[Dataset items]
------------------------------------------------------------
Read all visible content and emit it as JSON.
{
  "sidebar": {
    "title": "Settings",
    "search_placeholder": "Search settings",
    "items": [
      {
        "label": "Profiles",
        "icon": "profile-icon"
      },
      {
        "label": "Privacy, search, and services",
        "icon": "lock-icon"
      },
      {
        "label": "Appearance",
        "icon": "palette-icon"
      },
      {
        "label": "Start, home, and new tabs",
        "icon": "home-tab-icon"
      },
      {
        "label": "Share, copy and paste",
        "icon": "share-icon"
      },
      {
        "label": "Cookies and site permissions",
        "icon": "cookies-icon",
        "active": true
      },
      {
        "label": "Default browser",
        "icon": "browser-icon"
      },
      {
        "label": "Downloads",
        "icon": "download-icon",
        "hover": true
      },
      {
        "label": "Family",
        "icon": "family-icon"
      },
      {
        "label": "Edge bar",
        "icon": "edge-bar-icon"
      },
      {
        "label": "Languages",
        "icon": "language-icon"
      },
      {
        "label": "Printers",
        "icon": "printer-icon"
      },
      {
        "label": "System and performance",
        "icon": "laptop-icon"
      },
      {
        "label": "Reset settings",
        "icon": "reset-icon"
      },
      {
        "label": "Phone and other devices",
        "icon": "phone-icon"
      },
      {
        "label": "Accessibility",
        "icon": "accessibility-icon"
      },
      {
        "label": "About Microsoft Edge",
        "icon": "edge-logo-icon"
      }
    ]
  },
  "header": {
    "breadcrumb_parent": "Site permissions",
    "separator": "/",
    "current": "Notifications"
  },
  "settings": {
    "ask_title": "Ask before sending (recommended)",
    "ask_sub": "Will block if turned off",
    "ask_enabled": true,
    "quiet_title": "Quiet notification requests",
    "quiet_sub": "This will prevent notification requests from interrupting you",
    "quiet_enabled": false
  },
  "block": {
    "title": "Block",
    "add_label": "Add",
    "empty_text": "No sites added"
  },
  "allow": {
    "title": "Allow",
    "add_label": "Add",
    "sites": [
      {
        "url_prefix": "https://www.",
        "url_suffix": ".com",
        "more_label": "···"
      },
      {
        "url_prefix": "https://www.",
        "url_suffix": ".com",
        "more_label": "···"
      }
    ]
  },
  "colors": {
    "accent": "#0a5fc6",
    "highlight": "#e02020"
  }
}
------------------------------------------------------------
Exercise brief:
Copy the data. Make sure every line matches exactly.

Exercise output:
Read all visible content and emit it as JSON.
{
  "sidebar": {
    "title": "Settings",
    "search_placeholder": "Search settings",
    "items": [
      {
        "label": "Profiles",
        "icon": "profile-icon"
      },
      {
        "label": "Privacy, search, and services",
        "icon": "lock-icon"
      },
      {
        "label": "Appearance",
        "icon": "palette-icon"
      },
      {
        "label": "Start, home, and new tabs",
        "icon": "home-tab-icon"
      },
      {
        "label": "Share, copy and paste",
        "icon": "share-icon"
      },
      {
        "label": "Cookies and site permissions",
        "icon": "cookies-icon",
        "active": true
      },
      {
        "label": "Default browser",
        "icon": "browser-icon"
      },
      {
        "label": "Downloads",
        "icon": "download-icon",
        "hover": true
      },
      {
        "label": "Family",
        "icon": "family-icon"
      },
      {
        "label": "Edge bar",
        "icon": "edge-bar-icon"
      },
      {
        "label": "Languages",
        "icon": "language-icon"
      },
      {
        "label": "Printers",
        "icon": "printer-icon"
      },
      {
        "label": "System and performance",
        "icon": "laptop-icon"
      },
      {
        "label": "Reset settings",
        "icon": "reset-icon"
      },
      {
        "label": "Phone and other devices",
        "icon": "phone-icon"
      },
      {
        "label": "Accessibility",
        "icon": "accessibility-icon"
      },
      {
        "label": "About Microsoft Edge",
        "icon": "edge-logo-icon"
      }
    ]
  },
  "header": {
    "breadcrumb_parent": "Site permissions",
    "separator": "/",
    "current": "Notifications"
  },
  "settings": {
    "ask_title": "Ask before sending (recommended)",
    "ask_sub": "Will block if turned off",
    "ask_enabled": true,
    "quiet_title": "Quiet notification requests",
    "quiet_sub": "This will prevent notification requests from interrupting you",
    "quiet_enabled": false
  },
  "block": {
    "title": "Block",
    "add_label": "Add",
    "empty_text": "No sites added"
  },
  "allow": {
    "title": "Allow",
    "add_label": "Add",
    "sites": [
      {
        "url_prefix": "https://www.",
        "url_suffix": ".com",
        "more_label": "···"
      },
      {
        "url_prefix": "https://www.",
        "url_suffix": ".com",
        "more_label": "···"
      }
    ]
  },
  "colors": {
    "accent": "#0a5fc6",
    "highlight": "#e02020"
  }
}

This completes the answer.